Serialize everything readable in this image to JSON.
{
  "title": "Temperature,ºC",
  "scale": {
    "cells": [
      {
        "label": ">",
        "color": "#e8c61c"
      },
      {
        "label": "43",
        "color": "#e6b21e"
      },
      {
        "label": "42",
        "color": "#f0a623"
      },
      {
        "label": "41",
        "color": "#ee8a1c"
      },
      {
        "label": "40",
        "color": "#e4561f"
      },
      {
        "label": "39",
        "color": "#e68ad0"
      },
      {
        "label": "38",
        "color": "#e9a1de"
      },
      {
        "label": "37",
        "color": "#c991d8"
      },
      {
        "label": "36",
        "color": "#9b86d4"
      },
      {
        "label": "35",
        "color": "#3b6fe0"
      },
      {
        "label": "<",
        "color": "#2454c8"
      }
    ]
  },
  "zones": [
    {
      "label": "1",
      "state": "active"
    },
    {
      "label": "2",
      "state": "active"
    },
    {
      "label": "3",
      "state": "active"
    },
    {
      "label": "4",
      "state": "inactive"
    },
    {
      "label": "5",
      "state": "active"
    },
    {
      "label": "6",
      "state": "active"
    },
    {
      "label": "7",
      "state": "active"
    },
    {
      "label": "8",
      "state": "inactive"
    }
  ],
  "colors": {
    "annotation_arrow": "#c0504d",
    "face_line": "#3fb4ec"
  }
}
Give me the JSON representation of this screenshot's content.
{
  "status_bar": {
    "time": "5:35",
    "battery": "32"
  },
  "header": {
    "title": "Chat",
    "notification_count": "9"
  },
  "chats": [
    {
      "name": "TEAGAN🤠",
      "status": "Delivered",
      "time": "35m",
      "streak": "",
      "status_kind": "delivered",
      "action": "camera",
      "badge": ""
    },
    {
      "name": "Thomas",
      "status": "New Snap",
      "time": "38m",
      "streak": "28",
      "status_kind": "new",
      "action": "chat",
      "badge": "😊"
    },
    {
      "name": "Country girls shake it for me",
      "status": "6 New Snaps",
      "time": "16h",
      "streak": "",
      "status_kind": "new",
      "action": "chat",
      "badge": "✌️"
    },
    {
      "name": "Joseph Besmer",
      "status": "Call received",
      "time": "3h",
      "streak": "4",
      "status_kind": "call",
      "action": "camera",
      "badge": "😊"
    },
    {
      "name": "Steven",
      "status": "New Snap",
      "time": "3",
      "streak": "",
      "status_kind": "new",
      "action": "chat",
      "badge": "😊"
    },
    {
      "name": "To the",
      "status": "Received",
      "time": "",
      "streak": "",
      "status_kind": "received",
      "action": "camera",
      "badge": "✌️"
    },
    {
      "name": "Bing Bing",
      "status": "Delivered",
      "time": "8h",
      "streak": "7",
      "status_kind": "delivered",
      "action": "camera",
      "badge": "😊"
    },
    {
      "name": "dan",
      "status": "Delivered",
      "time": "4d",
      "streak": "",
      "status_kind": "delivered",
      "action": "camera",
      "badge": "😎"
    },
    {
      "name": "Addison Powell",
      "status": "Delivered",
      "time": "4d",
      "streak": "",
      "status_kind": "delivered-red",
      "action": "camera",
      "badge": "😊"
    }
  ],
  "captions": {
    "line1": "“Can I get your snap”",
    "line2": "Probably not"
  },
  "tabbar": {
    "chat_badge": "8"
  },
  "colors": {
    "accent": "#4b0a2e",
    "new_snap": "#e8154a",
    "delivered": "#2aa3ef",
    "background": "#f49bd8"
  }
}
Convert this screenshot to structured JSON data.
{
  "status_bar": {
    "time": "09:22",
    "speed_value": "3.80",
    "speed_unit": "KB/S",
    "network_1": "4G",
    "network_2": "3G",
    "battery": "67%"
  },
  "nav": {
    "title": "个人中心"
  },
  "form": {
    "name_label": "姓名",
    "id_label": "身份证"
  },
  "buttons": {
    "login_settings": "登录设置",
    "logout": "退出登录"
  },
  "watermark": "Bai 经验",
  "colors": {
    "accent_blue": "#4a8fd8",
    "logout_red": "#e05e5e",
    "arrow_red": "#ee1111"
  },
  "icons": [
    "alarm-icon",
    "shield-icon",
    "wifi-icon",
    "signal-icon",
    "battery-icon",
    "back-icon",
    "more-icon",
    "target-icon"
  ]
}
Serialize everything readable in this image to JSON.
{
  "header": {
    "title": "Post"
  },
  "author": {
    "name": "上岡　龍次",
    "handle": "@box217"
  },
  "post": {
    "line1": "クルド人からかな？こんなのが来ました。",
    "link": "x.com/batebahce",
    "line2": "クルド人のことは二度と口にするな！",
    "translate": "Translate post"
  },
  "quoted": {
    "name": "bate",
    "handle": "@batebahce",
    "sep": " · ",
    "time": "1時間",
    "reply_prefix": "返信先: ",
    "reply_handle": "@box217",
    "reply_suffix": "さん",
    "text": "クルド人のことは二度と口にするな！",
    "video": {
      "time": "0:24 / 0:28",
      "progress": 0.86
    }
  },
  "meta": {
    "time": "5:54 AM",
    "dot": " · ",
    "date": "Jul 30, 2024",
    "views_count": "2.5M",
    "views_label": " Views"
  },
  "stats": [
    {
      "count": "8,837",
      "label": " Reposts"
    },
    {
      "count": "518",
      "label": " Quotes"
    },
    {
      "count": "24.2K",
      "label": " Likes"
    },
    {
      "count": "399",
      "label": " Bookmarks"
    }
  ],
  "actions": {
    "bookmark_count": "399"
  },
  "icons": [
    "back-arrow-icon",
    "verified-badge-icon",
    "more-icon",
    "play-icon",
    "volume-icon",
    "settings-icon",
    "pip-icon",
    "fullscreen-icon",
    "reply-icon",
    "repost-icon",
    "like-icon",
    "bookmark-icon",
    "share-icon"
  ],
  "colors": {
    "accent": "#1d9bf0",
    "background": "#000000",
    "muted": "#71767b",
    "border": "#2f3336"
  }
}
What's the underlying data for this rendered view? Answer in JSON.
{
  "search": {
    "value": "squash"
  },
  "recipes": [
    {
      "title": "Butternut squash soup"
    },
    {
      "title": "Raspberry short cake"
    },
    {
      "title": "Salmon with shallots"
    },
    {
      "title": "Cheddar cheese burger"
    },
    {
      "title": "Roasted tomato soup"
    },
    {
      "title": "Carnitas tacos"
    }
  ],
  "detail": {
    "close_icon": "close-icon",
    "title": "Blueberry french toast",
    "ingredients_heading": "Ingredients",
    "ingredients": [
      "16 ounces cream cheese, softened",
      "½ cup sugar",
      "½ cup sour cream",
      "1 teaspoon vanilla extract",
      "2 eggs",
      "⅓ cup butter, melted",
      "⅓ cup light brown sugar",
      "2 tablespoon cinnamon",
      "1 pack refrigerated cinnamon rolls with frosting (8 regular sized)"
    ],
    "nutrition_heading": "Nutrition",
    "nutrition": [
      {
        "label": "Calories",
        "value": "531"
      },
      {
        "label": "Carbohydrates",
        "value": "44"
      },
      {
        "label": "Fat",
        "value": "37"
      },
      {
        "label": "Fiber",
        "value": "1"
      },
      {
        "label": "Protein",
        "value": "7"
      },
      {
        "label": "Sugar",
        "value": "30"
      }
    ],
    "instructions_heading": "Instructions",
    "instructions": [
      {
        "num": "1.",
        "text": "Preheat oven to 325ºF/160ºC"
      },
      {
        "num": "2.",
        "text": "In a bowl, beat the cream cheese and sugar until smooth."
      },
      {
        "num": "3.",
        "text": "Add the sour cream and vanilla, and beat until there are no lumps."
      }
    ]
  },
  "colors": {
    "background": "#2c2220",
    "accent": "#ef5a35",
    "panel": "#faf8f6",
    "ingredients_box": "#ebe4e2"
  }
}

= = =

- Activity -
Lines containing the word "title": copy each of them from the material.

- Answer box -
  "title": "Temperature,ºC",
    "title": "Chat",
    "title": "个人中心"
    "title": "Post"
      "title": "Butternut squash soup"
      "title": "Raspberry short cake"
      "title": "Salmon with shallots"
      "title": "Cheddar cheese burger"
      "title": "Roasted tomato soup"
      "title": "Carnitas tacos"
    "title": "Blueberry french toast",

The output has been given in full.